Scene from "Whale Wars."

This week, Shaun Monson — who wrote and directed the hard-hitting documentary Earthlings — posted an insightful blog on the Huffington Post called “Legitimate Animal Activism.” Shaun’s post is in response to a June post by Richard Spilman, in which Spilman accuses the group Sea Shepherd of eco-terrorism.

It has become common these days to call animal activists terrorists, and frankly, I think it’s a cop-out — a convenient brush used by too many pundits to vilify and discredit the work of activists. It’s as if these writers don’t want to spend the time actually considering why animal activists must do what they do; they’d rather use a word that is quickly becoming the 21st-century equivalent of a racial slur. Referring to the popular show on Animal Planet that features Sea Shepherd activists confronting Japanese whalers, Spilman writes, “In the end, ‘Whale Wars’ is a highly dangerous sideshow, which may make for diverting ‘reality TV’ for the couch-bound, but has nothing meaningful to do with ‘saving the whales.’”

Shaun calls Spilman’s post bold and reckless. “After all, it is a curious terrorist organization that hasn’t actually killed anybody,” he writes. Shaun goes on to observe: “The German philosopher Arthur Schopenhauer is credited with saying there are Three Stages of Truth: first, ridicule; second, violent opposition; and third, acceptance.
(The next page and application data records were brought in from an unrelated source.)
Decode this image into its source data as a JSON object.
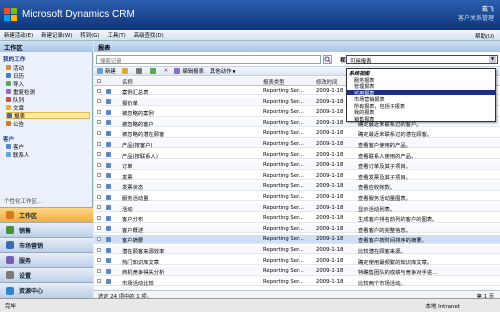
{
  "banner": {
    "title": "Microsoft Dynamics CRM",
    "user": "戴飞",
    "org": "客户关系管理"
  },
  "menubar": {
    "items": [
      "新建活动(E)",
      "新建记录(W)",
      "转到(G)",
      "工具(T)",
      "高级查找(D)"
    ],
    "help": "帮助(U)"
  },
  "left": {
    "header": "工作区",
    "section1": "我的工作",
    "work_items": [
      "活动",
      "日历",
      "导入",
      "重复检测",
      "队列",
      "文章",
      "报表",
      "公告"
    ],
    "section2": "客户",
    "customer_items": [
      "客户",
      "联系人"
    ],
    "personalize": "个性化工作区...",
    "areas": [
      "工作区",
      "销售",
      "市场营销",
      "服务",
      "设置",
      "资源中心"
    ]
  },
  "main": {
    "header": "报表",
    "search_placeholder": "搜索记录",
    "view_label": "视图:",
    "view_selected": "可用报表",
    "toolbar": [
      "新建",
      "编辑报表",
      "其他动作"
    ],
    "columns": [
      "名称",
      "报表类型",
      "修改时间",
      "说明"
    ],
    "rows": [
      {
        "name": "案例汇总表",
        "type": "Reporting Ser...",
        "date": "2009-1-18",
        "desc": ""
      },
      {
        "name": "报价单",
        "type": "Reporting Ser...",
        "date": "2009-1-18",
        "desc": ""
      },
      {
        "name": "被忽略的案例",
        "type": "Reporting Ser...",
        "date": "2009-1-18",
        "desc": ""
      },
      {
        "name": "被忽略的客户",
        "type": "Reporting Ser...",
        "date": "2009-1-18",
        "desc": "确定最近未联系过的客户。"
      },
      {
        "name": "被忽略的潜在顾客",
        "type": "Reporting Ser...",
        "date": "2009-1-18",
        "desc": "确定最近未联系过的潜在顾客。"
      },
      {
        "name": "产品(按客户)",
        "type": "Reporting Ser...",
        "date": "2009-1-18",
        "desc": "查看客户使用的产品。"
      },
      {
        "name": "产品(按联系人)",
        "type": "Reporting Ser...",
        "date": "2009-1-18",
        "desc": "查看联系人使用的产品。"
      },
      {
        "name": "订单",
        "type": "Reporting Ser...",
        "date": "2009-1-18",
        "desc": "查看订单及其子项目。"
      },
      {
        "name": "发票",
        "type": "Reporting Ser...",
        "date": "2009-1-18",
        "desc": "查看发票及其子项目。"
      },
      {
        "name": "发票状态",
        "type": "Reporting Ser...",
        "date": "2009-1-18",
        "desc": "查看应收帐款。"
      },
      {
        "name": "服务活动量",
        "type": "Reporting Ser...",
        "date": "2009-1-18",
        "desc": "查看服务活动量图表。"
      },
      {
        "name": "活动",
        "type": "Reporting Ser...",
        "date": "2009-1-18",
        "desc": "显示活动列表。"
      },
      {
        "name": "客户分布",
        "type": "Reporting Ser...",
        "date": "2009-1-18",
        "desc": "生成客户排名前列的客户的图表。"
      },
      {
        "name": "客户概述",
        "type": "Reporting Ser...",
        "date": "2009-1-18",
        "desc": "查看客户的完整信息。"
      },
      {
        "name": "客户摘要",
        "type": "Reporting Ser...",
        "date": "2009-1-18",
        "desc": "查看客户按时间排序的摘要。"
      },
      {
        "name": "潜在顾客来源效率",
        "type": "Reporting Ser...",
        "date": "2009-1-18",
        "desc": "比较潜在顾客来源。"
      },
      {
        "name": "热门知识库文章",
        "type": "Reporting Ser...",
        "date": "2009-1-18",
        "desc": "确定使用最频繁的知识库文章。"
      },
      {
        "name": "商机竞争得失分析",
        "type": "Reporting Ser...",
        "date": "2009-1-18",
        "desc": "特确售团队的成绩与竞争对手进..."
      },
      {
        "name": "市场活动比较",
        "type": "Reporting Ser...",
        "date": "2009-1-18",
        "desc": "比较两个市场活动。"
      }
    ],
    "footer": "选定 24 项中的 1 项。",
    "pager": "第 1 页"
  },
  "dropdown": {
    "header": "系统视图",
    "items": [
      "服务报表",
      "管理报表",
      "可用报表",
      "市场营销报表",
      "所有报表，包括子报表",
      "我的报表",
      "销售报表"
    ],
    "selected_index": 2
  },
  "status": {
    "left": "完毕",
    "right": "本地 Intranet"
  },
  "colors": {
    "banner": "#1a4595",
    "selection": "#1c2f8a",
    "highlight": "#fbe9a6"
  }
}
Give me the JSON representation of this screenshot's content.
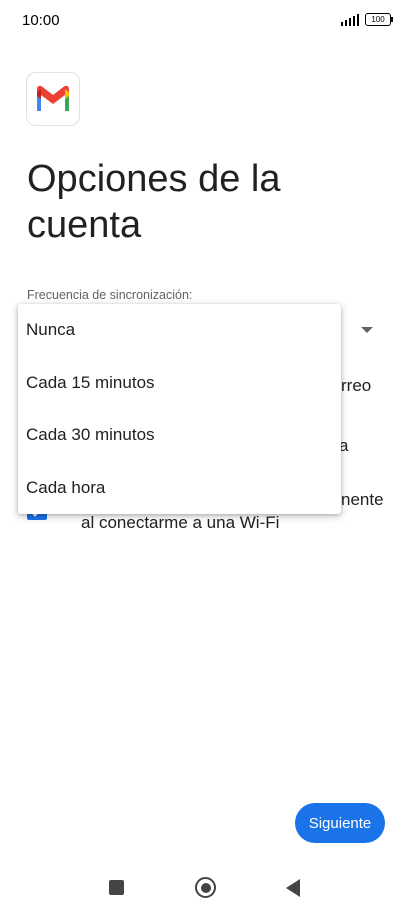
{
  "status_bar": {
    "time": "10:00",
    "battery": "100"
  },
  "app": {
    "logo_icon": "gmail-logo-icon"
  },
  "page": {
    "title": "Opciones de la cuenta",
    "sync_label": "Frecuencia de sincronización:"
  },
  "background_options": {
    "row1_fragment": "rreo",
    "row2_fragment": "a",
    "row3_fragment": "nente",
    "row3_line2": "al conectarme a una Wi-Fi",
    "checkbox_checked": true
  },
  "menu": {
    "items": [
      {
        "label": "Nunca"
      },
      {
        "label": "Cada 15 minutos"
      },
      {
        "label": "Cada 30 minutos"
      },
      {
        "label": "Cada hora"
      }
    ]
  },
  "actions": {
    "next_label": "Siguiente"
  },
  "colors": {
    "accent": "#1a73e8",
    "text": "#202124",
    "secondary_text": "#5f6368"
  }
}
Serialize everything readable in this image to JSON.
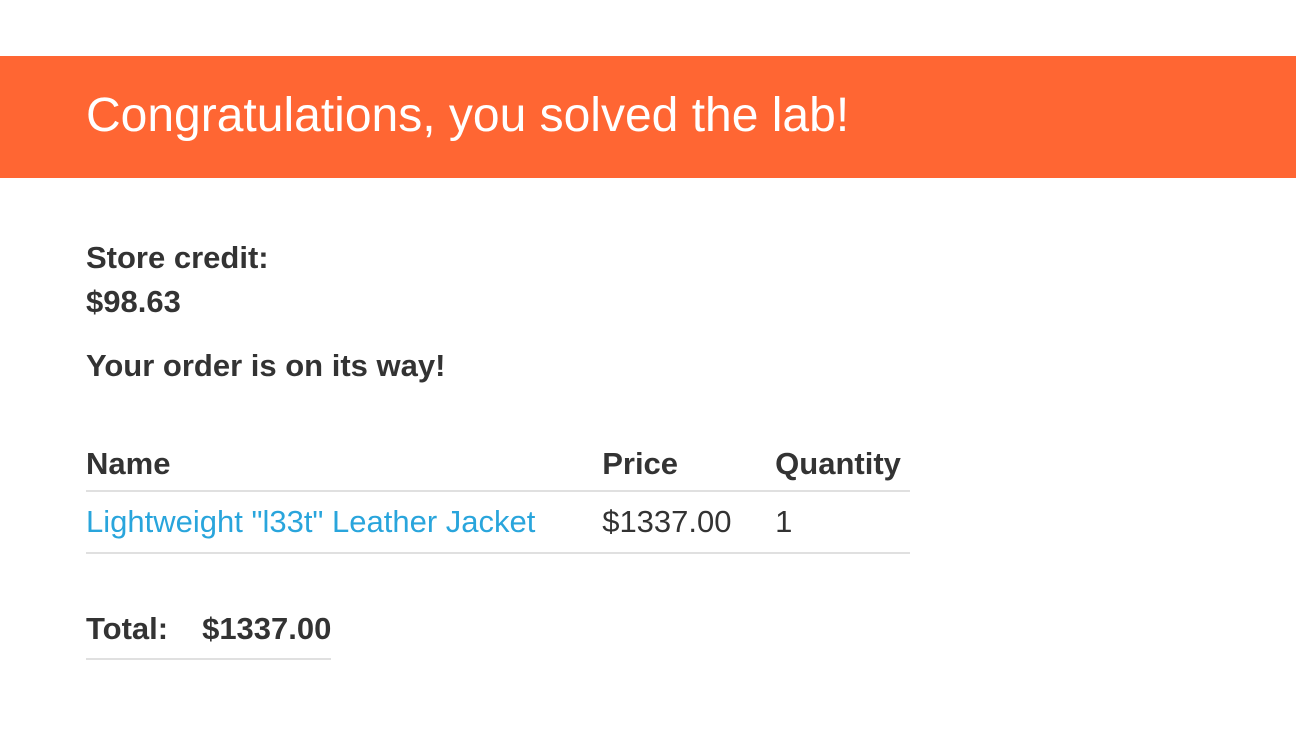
{
  "banner": {
    "title": "Congratulations, you solved the lab!",
    "color": "#ff6633"
  },
  "account": {
    "store_credit_label": "Store credit:",
    "store_credit_value": "$98.63"
  },
  "order": {
    "status": "Your order is on its way!",
    "columns": [
      "Name",
      "Price",
      "Quantity"
    ],
    "items": [
      {
        "name": "Lightweight \"l33t\" Leather Jacket",
        "price": "$1337.00",
        "quantity": "1"
      }
    ],
    "total_label": "Total:",
    "total_value": "$1337.00"
  },
  "colors": {
    "link": "#29a5dc",
    "text": "#333333",
    "divider": "#e0e0e0"
  }
}
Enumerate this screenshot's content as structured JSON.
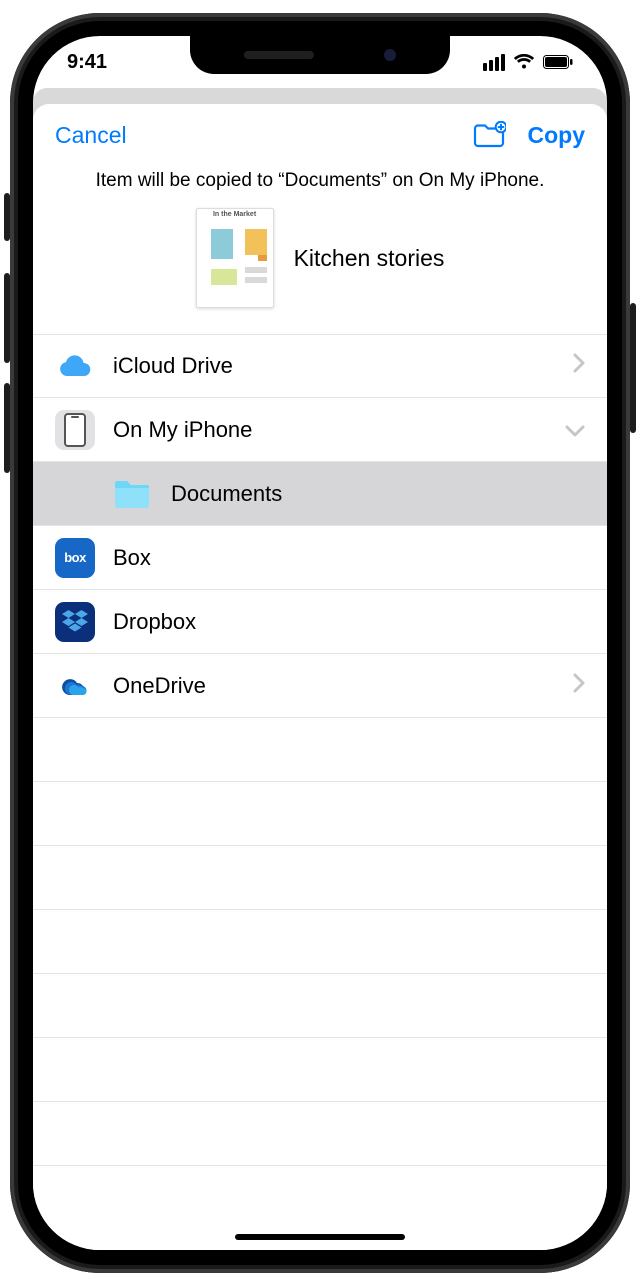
{
  "status": {
    "time": "9:41"
  },
  "nav": {
    "cancel": "Cancel",
    "copy": "Copy"
  },
  "prompt": "Item will be copied to “Documents” on On My iPhone.",
  "item": {
    "name": "Kitchen stories",
    "thumb_caption": "In the Market"
  },
  "locations": {
    "icloud": "iCloud Drive",
    "on_my_iphone": "On My iPhone",
    "documents": "Documents",
    "box": "Box",
    "dropbox": "Dropbox",
    "onedrive": "OneDrive"
  },
  "icons": {
    "box_label": "box"
  }
}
This was certainly true for the abolitionists, who were told that to abolish slavery would threaten the entire economy of the United States. Indeed they were ridiculed and violently opposed long before there was any acceptance. We look back now at human slavery as one of the darkest periods in American history. Women seeking the right to vote, known as the suffragettes, experienced a similar fate. They too were ridiculed, and violently opposed, until finally, after long grief and pain, they were accepted.”

These social justice movements have become inspirations to animal activists, who, as Shaun points out, are often ridiculed and violently opposed. He ends his post by reminding us that it wasn’t the government that set out to end to slavery or give women the right to vote; rather, it took agitators — like today’s animal activists — who recognize an injustice and then battle the odds to win acceptance.

By the way, Shaun is currently working on volume 2 of the Earthlings trilogy, Unity.